So who is Stephen Colbert really? Maybe ask a priest?

A decade ago, when I started writing a Washington Journalism Center syllabus on the history and future of news, I wanted to include a full day of material focusing on some element of the whole “entertainment as news” trend. I wanted to argue that the political commentary featured in settings such as Comedy Central represented, not the future of news, but the future of the old-school op-ed page.

After surveying what was happening in fall 2005-spring 2006, I decided to focus on the work of the hip young satirist Stephen Colbert. The question everyone was asking back then, of course, was: Who is Stephen Colbert, really? What does he really believe?

Well, I delivered that lecture on Colbert again last week, while reports began circulating that he would soon sit in David Letterman’s postmodern-humor chair at CBS. Now it’s official that Colbert has the “Late Show” nod and, once again, the dominate question in the coverage is: Who is Stephen Colbert, really? Will we finally find out who Stephen Colbert is now that he has said that he will stop playing that fictional “Stephen Colbert” character?

In other words, there are journalists out there who do not realize that it is quite common to see Colbert drop the “Stephen Colbert” mask and speak for himself. When? It happens almost every time that there is a Catholic guest or a guest who is on the show to talk about moral/religious issues, as opposed to strictly “political” issues. For example, consider the following exchange with Philip Zimbardo of Stanford University, author of “The Lucifer Effect.”

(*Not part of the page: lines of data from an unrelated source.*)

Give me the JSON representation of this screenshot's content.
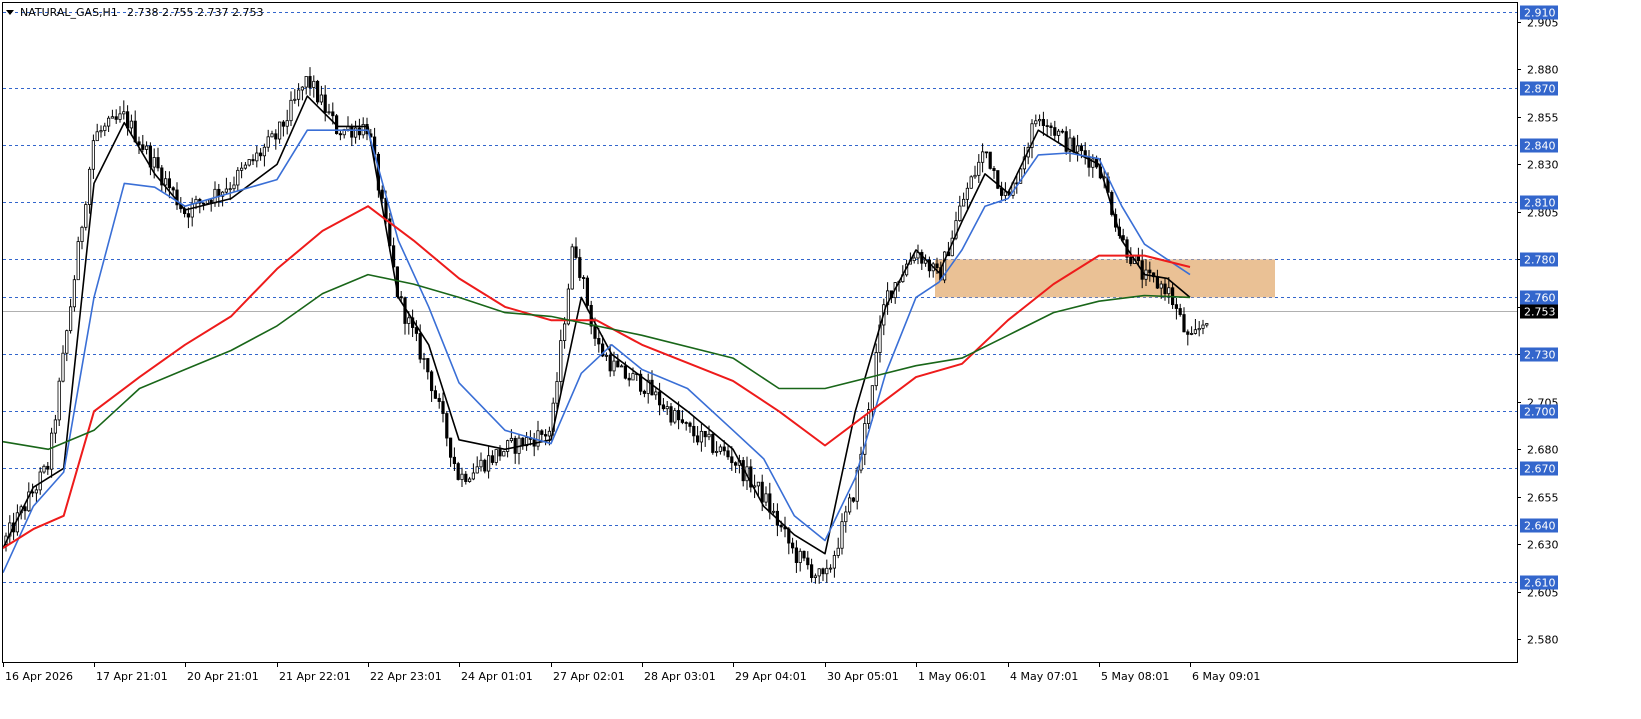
{
  "header": {
    "symbol": "NATURAL_GAS,H1",
    "ohlc": "2.738 2.755 2.737 2.753"
  },
  "colors": {
    "background": "#ffffff",
    "candle": "#000000",
    "level_line": "#3366cc",
    "label_bg": "#3366cc",
    "label_text": "#ffffff",
    "current_price_bg": "#000000",
    "ma_black": "#000000",
    "ma_blue": "#3a6fd6",
    "ma_red": "#ee1b1b",
    "ma_green": "#196619",
    "zone": "#e6b683"
  },
  "chart_data": {
    "type": "candlestick",
    "symbol": "NATURAL_GAS",
    "timeframe": "H1",
    "ylim": [
      2.568,
      2.915
    ],
    "y_ticks": [
      "2.905",
      "2.880",
      "2.855",
      "2.830",
      "2.805",
      "2.780",
      "2.755",
      "2.730",
      "2.705",
      "2.680",
      "2.655",
      "2.630",
      "2.605",
      "2.580"
    ],
    "x_labels": [
      "16 Apr 2026",
      "17 Apr 21:01",
      "20 Apr 21:01",
      "21 Apr 22:01",
      "22 Apr 23:01",
      "24 Apr 01:01",
      "27 Apr 02:01",
      "28 Apr 03:01",
      "29 Apr 04:01",
      "30 Apr 05:01",
      "1 May 06:01",
      "4 May 07:01",
      "5 May 08:01",
      "6 May 09:01"
    ],
    "levels": [
      "2.910",
      "2.870",
      "2.840",
      "2.810",
      "2.780",
      "2.760",
      "2.730",
      "2.700",
      "2.670",
      "2.640",
      "2.610"
    ],
    "current_price": "2.753",
    "zone": {
      "from": 2.76,
      "to": 2.78,
      "start_label": "1 May 06:01"
    },
    "anchors": [
      {
        "x": "16 Apr 2026",
        "price": 2.63
      },
      {
        "x": "",
        "price": 2.672
      },
      {
        "x": "17 Apr 21:01",
        "price": 2.845
      },
      {
        "x": "",
        "price": 2.855
      },
      {
        "x": "",
        "price": 2.83
      },
      {
        "x": "20 Apr 21:01",
        "price": 2.805
      },
      {
        "x": "",
        "price": 2.82
      },
      {
        "x": "21 Apr 22:01",
        "price": 2.845
      },
      {
        "x": "",
        "price": 2.875
      },
      {
        "x": "",
        "price": 2.848
      },
      {
        "x": "22 Apr 23:01",
        "price": 2.85
      },
      {
        "x": "",
        "price": 2.76
      },
      {
        "x": "",
        "price": 2.72
      },
      {
        "x": "24 Apr 01:01",
        "price": 2.665
      },
      {
        "x": "",
        "price": 2.68
      },
      {
        "x": "27 Apr 02:01",
        "price": 2.69
      },
      {
        "x": "",
        "price": 2.79
      },
      {
        "x": "",
        "price": 2.735
      },
      {
        "x": "",
        "price": 2.72
      },
      {
        "x": "28 Apr 03:01",
        "price": 2.715
      },
      {
        "x": "",
        "price": 2.69
      },
      {
        "x": "29 Apr 04:01",
        "price": 2.675
      },
      {
        "x": "",
        "price": 2.655
      },
      {
        "x": "",
        "price": 2.625
      },
      {
        "x": "30 Apr 05:01",
        "price": 2.61
      },
      {
        "x": "",
        "price": 2.66
      },
      {
        "x": "",
        "price": 2.76
      },
      {
        "x": "1 May 06:01",
        "price": 2.785
      },
      {
        "x": "",
        "price": 2.77
      },
      {
        "x": "",
        "price": 2.81
      },
      {
        "x": "",
        "price": 2.838
      },
      {
        "x": "4 May 07:01",
        "price": 2.81
      },
      {
        "x": "",
        "price": 2.858
      },
      {
        "x": "",
        "price": 2.84
      },
      {
        "x": "5 May 08:01",
        "price": 2.83
      },
      {
        "x": "",
        "price": 2.79
      },
      {
        "x": "",
        "price": 2.77
      },
      {
        "x": "",
        "price": 2.765
      },
      {
        "x": "6 May 09:01",
        "price": 2.735
      },
      {
        "x": "",
        "price": 2.753
      }
    ],
    "moving_averages": [
      {
        "color": "#000000",
        "points": [
          {
            "x": "16 Apr 2026",
            "price": 2.628
          },
          {
            "x": "",
            "price": 2.66
          },
          {
            "x": "",
            "price": 2.67
          },
          {
            "x": "17 Apr 21:01",
            "price": 2.82
          },
          {
            "x": "",
            "price": 2.852
          },
          {
            "x": "",
            "price": 2.825
          },
          {
            "x": "20 Apr 21:01",
            "price": 2.806
          },
          {
            "x": "",
            "price": 2.812
          },
          {
            "x": "21 Apr 22:01",
            "price": 2.83
          },
          {
            "x": "",
            "price": 2.866
          },
          {
            "x": "",
            "price": 2.85
          },
          {
            "x": "22 Apr 23:01",
            "price": 2.85
          },
          {
            "x": "",
            "price": 2.76
          },
          {
            "x": "",
            "price": 2.735
          },
          {
            "x": "24 Apr 01:01",
            "price": 2.685
          },
          {
            "x": "",
            "price": 2.68
          },
          {
            "x": "27 Apr 02:01",
            "price": 2.685
          },
          {
            "x": "",
            "price": 2.76
          },
          {
            "x": "",
            "price": 2.73
          },
          {
            "x": "28 Apr 03:01",
            "price": 2.718
          },
          {
            "x": "",
            "price": 2.7
          },
          {
            "x": "29 Apr 04:01",
            "price": 2.68
          },
          {
            "x": "",
            "price": 2.65
          },
          {
            "x": "",
            "price": 2.635
          },
          {
            "x": "30 Apr 05:01",
            "price": 2.625
          },
          {
            "x": "",
            "price": 2.7
          },
          {
            "x": "",
            "price": 2.755
          },
          {
            "x": "1 May 06:01",
            "price": 2.785
          },
          {
            "x": "",
            "price": 2.773
          },
          {
            "x": "",
            "price": 2.8
          },
          {
            "x": "",
            "price": 2.825
          },
          {
            "x": "4 May 07:01",
            "price": 2.815
          },
          {
            "x": "",
            "price": 2.848
          },
          {
            "x": "",
            "price": 2.838
          },
          {
            "x": "5 May 08:01",
            "price": 2.83
          },
          {
            "x": "",
            "price": 2.79
          },
          {
            "x": "",
            "price": 2.772
          },
          {
            "x": "",
            "price": 2.77
          },
          {
            "x": "6 May 09:01",
            "price": 2.76
          }
        ]
      },
      {
        "color": "#3a6fd6",
        "points": [
          {
            "x": "16 Apr 2026",
            "price": 2.615
          },
          {
            "x": "",
            "price": 2.65
          },
          {
            "x": "",
            "price": 2.668
          },
          {
            "x": "17 Apr 21:01",
            "price": 2.76
          },
          {
            "x": "",
            "price": 2.82
          },
          {
            "x": "",
            "price": 2.818
          },
          {
            "x": "20 Apr 21:01",
            "price": 2.808
          },
          {
            "x": "",
            "price": 2.815
          },
          {
            "x": "21 Apr 22:01",
            "price": 2.822
          },
          {
            "x": "",
            "price": 2.848
          },
          {
            "x": "",
            "price": 2.848
          },
          {
            "x": "22 Apr 23:01",
            "price": 2.848
          },
          {
            "x": "",
            "price": 2.79
          },
          {
            "x": "",
            "price": 2.755
          },
          {
            "x": "24 Apr 01:01",
            "price": 2.715
          },
          {
            "x": "",
            "price": 2.69
          },
          {
            "x": "27 Apr 02:01",
            "price": 2.683
          },
          {
            "x": "",
            "price": 2.72
          },
          {
            "x": "",
            "price": 2.735
          },
          {
            "x": "28 Apr 03:01",
            "price": 2.722
          },
          {
            "x": "",
            "price": 2.712
          },
          {
            "x": "29 Apr 04:01",
            "price": 2.69
          },
          {
            "x": "",
            "price": 2.675
          },
          {
            "x": "",
            "price": 2.645
          },
          {
            "x": "30 Apr 05:01",
            "price": 2.632
          },
          {
            "x": "",
            "price": 2.665
          },
          {
            "x": "",
            "price": 2.72
          },
          {
            "x": "1 May 06:01",
            "price": 2.76
          },
          {
            "x": "",
            "price": 2.768
          },
          {
            "x": "",
            "price": 2.785
          },
          {
            "x": "",
            "price": 2.808
          },
          {
            "x": "4 May 07:01",
            "price": 2.812
          },
          {
            "x": "",
            "price": 2.835
          },
          {
            "x": "",
            "price": 2.836
          },
          {
            "x": "5 May 08:01",
            "price": 2.833
          },
          {
            "x": "",
            "price": 2.808
          },
          {
            "x": "",
            "price": 2.788
          },
          {
            "x": "",
            "price": 2.78
          },
          {
            "x": "6 May 09:01",
            "price": 2.772
          }
        ]
      },
      {
        "color": "#ee1b1b",
        "points": [
          {
            "x": "16 Apr 2026",
            "price": 2.628
          },
          {
            "x": "",
            "price": 2.638
          },
          {
            "x": "",
            "price": 2.645
          },
          {
            "x": "17 Apr 21:01",
            "price": 2.7
          },
          {
            "x": "",
            "price": 2.718
          },
          {
            "x": "20 Apr 21:01",
            "price": 2.735
          },
          {
            "x": "",
            "price": 2.75
          },
          {
            "x": "21 Apr 22:01",
            "price": 2.775
          },
          {
            "x": "",
            "price": 2.795
          },
          {
            "x": "22 Apr 23:01",
            "price": 2.808
          },
          {
            "x": "",
            "price": 2.79
          },
          {
            "x": "24 Apr 01:01",
            "price": 2.77
          },
          {
            "x": "",
            "price": 2.755
          },
          {
            "x": "27 Apr 02:01",
            "price": 2.748
          },
          {
            "x": "",
            "price": 2.748
          },
          {
            "x": "28 Apr 03:01",
            "price": 2.735
          },
          {
            "x": "29 Apr 04:01",
            "price": 2.716
          },
          {
            "x": "",
            "price": 2.7
          },
          {
            "x": "30 Apr 05:01",
            "price": 2.682
          },
          {
            "x": "",
            "price": 2.7
          },
          {
            "x": "1 May 06:01",
            "price": 2.718
          },
          {
            "x": "",
            "price": 2.725
          },
          {
            "x": "4 May 07:01",
            "price": 2.748
          },
          {
            "x": "",
            "price": 2.767
          },
          {
            "x": "5 May 08:01",
            "price": 2.782
          },
          {
            "x": "",
            "price": 2.782
          },
          {
            "x": "6 May 09:01",
            "price": 2.776
          }
        ]
      },
      {
        "color": "#196619",
        "points": [
          {
            "x": "16 Apr 2026",
            "price": 2.684
          },
          {
            "x": "",
            "price": 2.68
          },
          {
            "x": "17 Apr 21:01",
            "price": 2.69
          },
          {
            "x": "",
            "price": 2.712
          },
          {
            "x": "20 Apr 21:01",
            "price": 2.722
          },
          {
            "x": "",
            "price": 2.732
          },
          {
            "x": "21 Apr 22:01",
            "price": 2.745
          },
          {
            "x": "",
            "price": 2.762
          },
          {
            "x": "22 Apr 23:01",
            "price": 2.772
          },
          {
            "x": "",
            "price": 2.767
          },
          {
            "x": "24 Apr 01:01",
            "price": 2.76
          },
          {
            "x": "",
            "price": 2.752
          },
          {
            "x": "27 Apr 02:01",
            "price": 2.75
          },
          {
            "x": "",
            "price": 2.745
          },
          {
            "x": "28 Apr 03:01",
            "price": 2.74
          },
          {
            "x": "29 Apr 04:01",
            "price": 2.728
          },
          {
            "x": "",
            "price": 2.712
          },
          {
            "x": "30 Apr 05:01",
            "price": 2.712
          },
          {
            "x": "",
            "price": 2.718
          },
          {
            "x": "1 May 06:01",
            "price": 2.724
          },
          {
            "x": "",
            "price": 2.728
          },
          {
            "x": "4 May 07:01",
            "price": 2.74
          },
          {
            "x": "",
            "price": 2.752
          },
          {
            "x": "5 May 08:01",
            "price": 2.758
          },
          {
            "x": "",
            "price": 2.761
          },
          {
            "x": "6 May 09:01",
            "price": 2.76
          }
        ]
      }
    ]
  }
}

ZIMBARDO: “If God was into reconciliation, he would have said ‘I made a mistake.’ God created hell. Paradoxically, it was God who created Hell as a place to put Lucifer and the fallen angels, and had he not created Hell, then evil would not exist.”

COLBERT: “Evil exists because of the disobedience of Satan. God gave Satan, the angels, and man, free will; Satan used his free will and abused it by not obeying authority; hell was created by Satan’s disobedience to God and his purposeful removal from God’s love, which is what Hell is: removing yourself from God’s love.”

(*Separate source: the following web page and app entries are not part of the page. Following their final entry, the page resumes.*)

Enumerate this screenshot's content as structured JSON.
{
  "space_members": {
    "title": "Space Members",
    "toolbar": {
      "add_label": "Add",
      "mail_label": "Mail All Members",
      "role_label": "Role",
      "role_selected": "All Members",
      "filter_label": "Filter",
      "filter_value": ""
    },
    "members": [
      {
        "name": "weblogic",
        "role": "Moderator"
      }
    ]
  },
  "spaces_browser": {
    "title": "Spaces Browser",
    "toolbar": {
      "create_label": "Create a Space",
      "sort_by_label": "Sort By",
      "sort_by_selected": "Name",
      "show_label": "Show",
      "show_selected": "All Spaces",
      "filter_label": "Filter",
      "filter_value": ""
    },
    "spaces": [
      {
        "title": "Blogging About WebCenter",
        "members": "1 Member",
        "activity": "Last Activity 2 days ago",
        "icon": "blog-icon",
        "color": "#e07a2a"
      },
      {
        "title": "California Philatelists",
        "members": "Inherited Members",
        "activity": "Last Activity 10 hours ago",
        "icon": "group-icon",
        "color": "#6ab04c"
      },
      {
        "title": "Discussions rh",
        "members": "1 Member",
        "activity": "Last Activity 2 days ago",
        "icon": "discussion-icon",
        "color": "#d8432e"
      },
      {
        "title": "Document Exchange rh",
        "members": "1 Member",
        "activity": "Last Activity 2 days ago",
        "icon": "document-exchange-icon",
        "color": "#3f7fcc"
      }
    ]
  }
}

ZIMBARDO: “Wow.”

COLBERT: “You send yourself there, God does not send you there.”

ZIMBARDO: “Obviously you learned well in Sunday School.”

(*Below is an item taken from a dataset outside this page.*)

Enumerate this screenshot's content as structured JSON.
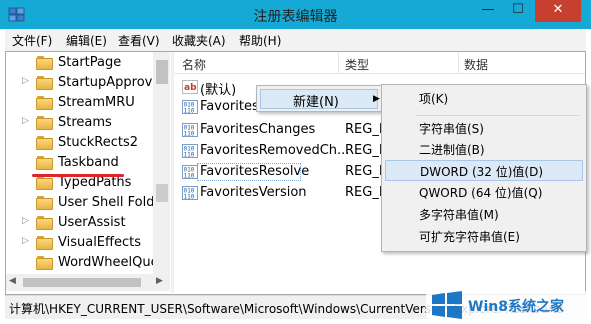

COLBERT: “I teach Sunday School, motherf****r.”

The Catholic side of Colbert’s work has received significant ink over the years, but very few publications are mentioning his faith in their coverage of his new “Late Night” gig. As you would expect — with Rush Limbaugh raising all holy heckfire — publications are asking political questions about Colbert, since politics are real and, well, faith is not really real.

So the New York Times offers this:

[Read more...]

Yes, Pope Francis said: All are ‘redeemed!’ Is that news?

Let’s start with the actual words spoken by Pope Francis, in his much quoted, and often warped, sermon on Mark 9:38-40 and the work of Jesus Christ in redeeming all of creation, including the people in it.

The Lord created us in His image and likeness, and we are the image of the Lord, and He does good and all of us have this commandment at heart: do good and do not do evil. All of us. “But, Father, this is not Catholic! He cannot do good.” Yes, he can. He must. Not can: must! Because he has this commandment within him. …

The Lord has redeemed all of us, all of us, with the Blood of Christ: all of us, not just Catholics. Everyone! “Father, the atheists?” Even the atheists. Everyone! And this Blood makes us children of God of the first class! We are created children in the likeness of God and the Blood of Christ has redeemed us all!

OK, here is what that turned into once it reached the cyber-pages of The Huffington Post, with this dramatic headline:

Atheists Who Do Good Are Redeemed By Jesus As Well As Catholics, Pope Francis Says

Pope Francis has delivered a homily in which he states atheists who do good are redeemed through Jesus.

Speaking at the Wednesday morning Mass in his Rome residence, he told the story of a Catholic who asked a priest if even atheists were saved by Christ.

In the unprepared speech, he emphasized the importance of “doing good” as a principle which unites all humanity.

OK, what we have here is two crucial doctrinal concepts that have been jammed into a journalistic blender.

First of all, the pope is talking about “redemption” and he notes, of course, that Jesus Christ died and was raised and, as the Orthodox like to say, has thus “trampled down death by death.”

So all of creation has been redeemed. The issue whether everyone in that creation manages, through grace, to accept the reality of this redemption. At that point, the key term is not “redemption,” but “salvation.” And who is saved, through the redemptive work of Jesus Christ? Those who have embraced that redemption.

For another take on this, consider the following — the blunt take offered by the famous/infamous theologian Stephen Colbert at the end of his classic showdown with scholar Philip Zimbardo, author of “The Lucifer Effect”. By all means, click right here for the full video. Meanwhile, here’s the key exchange:

[Read more...]


CLOSE | X

HIDE | X